I’ve been a little surprised about what they cut/change in the lyrics and what they keep. Some things that I was sure would get cut have stayed in, and sometimes they make a change that I have to think about to figure out why it got the axe.

(The new release is Kidz Bop 31, btw.)

Similar to delphica my daughter seems to prefer the Kidz Bop versions of certain songs (although not all) to the original versions. I can’t quite figure out why, but hopefully she grows out of it.

The covers aren’t meant for you, their meant for your kids.

My son had one of these albums and one of the songs on it I really liked. I had never hear the song before but thought the kids version was catchy.
KidzBop - Latch

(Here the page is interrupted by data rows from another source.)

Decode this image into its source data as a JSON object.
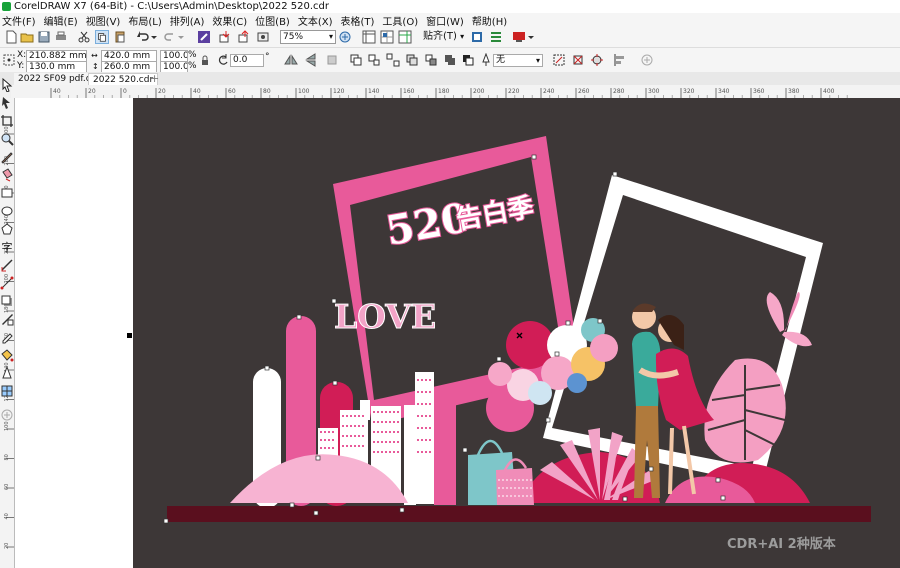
{
  "app": {
    "title": "CorelDRAW X7 (64-Bit) - C:\\Users\\Admin\\Desktop\\2022 520.cdr"
  },
  "menu": {
    "items": [
      "文件(F)",
      "编辑(E)",
      "视图(V)",
      "布局(L)",
      "排列(A)",
      "效果(C)",
      "位图(B)",
      "文本(X)",
      "表格(T)",
      "工具(O)",
      "窗口(W)",
      "帮助(H)"
    ]
  },
  "toolbar": {
    "zoom_value": "75%",
    "snap_label": "贴齐(T)"
  },
  "property_bar": {
    "x_label": "X:",
    "x_value": "210.882 mm",
    "y_label": "Y:",
    "y_value": "130.0 mm",
    "width_value": "420.0 mm",
    "height_value": "260.0 mm",
    "scale_w": "100.0",
    "scale_h": "100.0",
    "percent": "%",
    "rotation": "0.0",
    "degree": "°",
    "outline_value": "无"
  },
  "doc_tabs": [
    {
      "label": "2022 SF09 pdf.cdr",
      "active": false
    },
    {
      "label": "2022 520.cdr",
      "active": true
    }
  ],
  "rulers": {
    "h_ticks": [
      "40",
      "20",
      "0",
      "20",
      "40",
      "60",
      "80",
      "100",
      "120",
      "140",
      "160",
      "180",
      "200",
      "220",
      "240",
      "260",
      "280",
      "300",
      "320",
      "340",
      "360",
      "380",
      "400"
    ],
    "v_ticks": [
      "300",
      "280",
      "260",
      "240",
      "220",
      "200",
      "180",
      "160",
      "140",
      "120",
      "100",
      "80",
      "60",
      "40",
      "20",
      "0"
    ]
  },
  "artwork": {
    "badge_number": "520",
    "badge_text": "告白季",
    "love_text": "LOVE",
    "background_color": "#3d3737",
    "pink": "#e85a9a",
    "deep_red": "#5a0f1e"
  },
  "watermark": "CDR+AI 2种版本"
}
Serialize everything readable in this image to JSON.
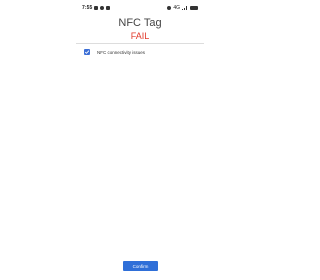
{
  "status_bar": {
    "time": "7:55",
    "network": "4G"
  },
  "header": {
    "title": "NFC Tag",
    "result": "FAIL"
  },
  "checks": [
    {
      "label": "NFC connectivity issues",
      "checked": true
    }
  ],
  "footer": {
    "confirm_label": "Confirm"
  },
  "colors": {
    "fail": "#e2382a",
    "accent": "#2f6fd8"
  },
  "icons": {
    "checkbox": "check-icon",
    "status": [
      "notification-icon",
      "signal-icon",
      "battery-icon"
    ]
  }
}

I thought I might like the original and found it was a song by Sam Smith.
When I heard the original I thought it was terrible and it would never be something I’d listen to.

Disclosure - Latch

I loved Kids Incorporated. I had no idea they were performing covers.

Their version of “we built this city on rock n’ roll” was epic…to an 8 year old me.

“Fill my cup, put some Bosco in it…”

I was Kidz Bop music aged in the 1970s and early 1980s, and I can’t imagine listening to that instead of the actual artists. I would’ve missed out on Bowie, Queen, Deep Purple, the Eagles, Lynyrd Skynyrd, Boston, Van Halen, ZZ Top, the Clash, and the Ramones (all of which were in heavy rotation on the local rock station). Though perhaps Kidz Bop would’ve covered artists like Blondie, Olivia Newton-John, and Fleetwood Mac instead.

Isn’t this the norm in a lot of social circles (though maybe less so now than before?) There are a lot of “strict” thought-police type of parents out there. I used to know a lot of other kids who only listened to Christian music or similar stuff that was closely parental-approved. The Weird Al renditions of rock songs was as edgy as they got, everything else was considered a dirty swamp infested with satanic subliminal messages.

Yeah, I know everybody pretends they were right there with Sid Vicious back in 1977 :stuck_out_tongue: … but honestly, a lot of very good popular music used to be dismissed as garbage or considered to be listened to only by the wrong kind of people.

You were listening to the Ramones at age 6-7?

I was born in 1969, so was 6 in 1975. I don’t think the Ramones were on the radio by 1975, but by the time I was 9 or 10, yes. I listened to the local rock station, and friends had older siblings that played the Ramones. My mom didn’t censor books or music.

There was an article on Slate a while back that talked about how the type of content considered too “questionable” for Kidz Bop has expanded considerably over the years. For instance, references to lipstick in Taylor Swift songs have been replaced.

I see some Career Opportunities here!

CMC fnord!

I feel like there’s a teachable moment being squandered here.